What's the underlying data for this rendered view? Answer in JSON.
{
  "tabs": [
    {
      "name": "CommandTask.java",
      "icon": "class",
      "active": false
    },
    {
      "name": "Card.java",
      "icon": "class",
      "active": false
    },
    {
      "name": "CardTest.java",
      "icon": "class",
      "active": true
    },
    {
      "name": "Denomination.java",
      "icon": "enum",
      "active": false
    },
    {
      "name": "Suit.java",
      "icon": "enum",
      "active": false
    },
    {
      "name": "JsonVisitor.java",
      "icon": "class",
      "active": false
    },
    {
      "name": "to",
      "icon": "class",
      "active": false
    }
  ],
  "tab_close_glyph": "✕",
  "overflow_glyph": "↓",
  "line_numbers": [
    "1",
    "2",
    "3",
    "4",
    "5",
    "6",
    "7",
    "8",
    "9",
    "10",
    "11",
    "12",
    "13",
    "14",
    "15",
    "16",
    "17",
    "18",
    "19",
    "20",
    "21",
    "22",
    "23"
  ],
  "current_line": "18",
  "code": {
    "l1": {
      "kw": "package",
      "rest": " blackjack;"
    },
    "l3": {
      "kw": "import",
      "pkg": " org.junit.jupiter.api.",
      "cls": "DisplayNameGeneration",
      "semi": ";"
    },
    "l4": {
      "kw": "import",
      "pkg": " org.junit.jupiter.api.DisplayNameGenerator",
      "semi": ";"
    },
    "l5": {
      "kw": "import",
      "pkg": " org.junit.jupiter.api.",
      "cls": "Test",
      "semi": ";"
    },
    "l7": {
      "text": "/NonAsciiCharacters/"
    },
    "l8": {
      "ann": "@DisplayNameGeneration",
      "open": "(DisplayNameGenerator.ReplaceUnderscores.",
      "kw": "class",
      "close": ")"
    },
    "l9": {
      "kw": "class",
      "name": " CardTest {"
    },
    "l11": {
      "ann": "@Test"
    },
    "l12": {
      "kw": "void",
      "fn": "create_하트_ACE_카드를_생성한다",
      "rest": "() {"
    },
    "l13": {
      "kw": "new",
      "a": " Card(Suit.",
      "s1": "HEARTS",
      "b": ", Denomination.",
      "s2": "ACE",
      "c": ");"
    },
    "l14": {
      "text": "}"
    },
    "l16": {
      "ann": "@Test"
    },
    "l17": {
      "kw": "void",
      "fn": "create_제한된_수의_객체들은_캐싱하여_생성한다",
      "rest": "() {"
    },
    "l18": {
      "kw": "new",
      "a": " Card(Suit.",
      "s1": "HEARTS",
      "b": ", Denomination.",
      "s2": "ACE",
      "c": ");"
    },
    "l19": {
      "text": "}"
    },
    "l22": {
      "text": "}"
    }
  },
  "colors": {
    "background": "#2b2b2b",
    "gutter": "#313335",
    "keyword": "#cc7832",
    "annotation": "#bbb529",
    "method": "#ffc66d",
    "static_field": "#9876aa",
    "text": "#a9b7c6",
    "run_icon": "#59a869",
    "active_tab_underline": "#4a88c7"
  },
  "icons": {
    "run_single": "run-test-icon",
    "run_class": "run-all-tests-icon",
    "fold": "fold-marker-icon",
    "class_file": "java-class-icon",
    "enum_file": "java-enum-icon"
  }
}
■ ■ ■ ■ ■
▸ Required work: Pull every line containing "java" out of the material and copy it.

▸ Result for this exercise:
      "name": "CommandTask.java",
      "name": "Card.java",
      "name": "CardTest.java",
      "name": "Denomination.java",
      "name": "Suit.java",
      "name": "JsonVisitor.java",
    "class_file": "java-class-icon",
    "enum_file": "java-enum-icon"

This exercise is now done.